**Task prompt:** Your answer should be every line below that includes the word "activation".

Data about app and page elements

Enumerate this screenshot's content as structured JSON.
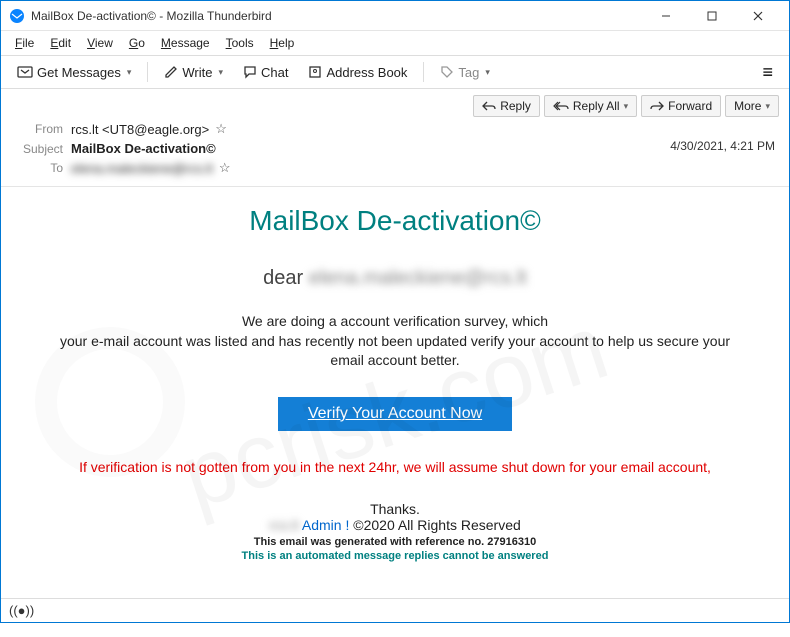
{
  "window": {
    "title": "MailBox De-activation© - Mozilla Thunderbird"
  },
  "menubar": {
    "file": "File",
    "edit": "Edit",
    "view": "View",
    "go": "Go",
    "message": "Message",
    "tools": "Tools",
    "help": "Help"
  },
  "toolbar": {
    "get_messages": "Get Messages",
    "write": "Write",
    "chat": "Chat",
    "address_book": "Address Book",
    "tag": "Tag"
  },
  "actions": {
    "reply": "Reply",
    "reply_all": "Reply All",
    "forward": "Forward",
    "more": "More"
  },
  "meta": {
    "from_label": "From",
    "from_value": "rcs.lt <UT8@eagle.org>",
    "subject_label": "Subject",
    "subject_value": "MailBox De-activation©",
    "to_label": "To",
    "to_value": "elena.maleckiene@rcs.lt",
    "datetime": "4/30/2021, 4:21 PM"
  },
  "body": {
    "heading": "MailBox De-activation©",
    "dear_prefix": "dear ",
    "dear_blur": "elena.maleckiene@rcs.lt",
    "para": "We are doing a account  verification survey, which\nyour e-mail account  was listed  and has  recently not  been updated  verify your account  to help us secure your email account better.",
    "cta": "Verify Your Account Now",
    "warn": "If verification is not gotten from you in the next 24hr, we will assume shut down for your email account,",
    "thanks": "Thanks.",
    "admin_blur": "rcs.lt",
    "admin": " Admin !",
    "rights": "   ©2020 All Rights Reserved",
    "ref": "This email was generated  with reference no.  27916310",
    "auto": "This is an automated message replies cannot be answered"
  },
  "watermark": "pcrisk.com"
}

**Response below:**
    "title": "MailBox De-activation© - Mozilla Thunderbird"
    "subject_value": "MailBox De-activation©",
    "heading": "MailBox De-activation©",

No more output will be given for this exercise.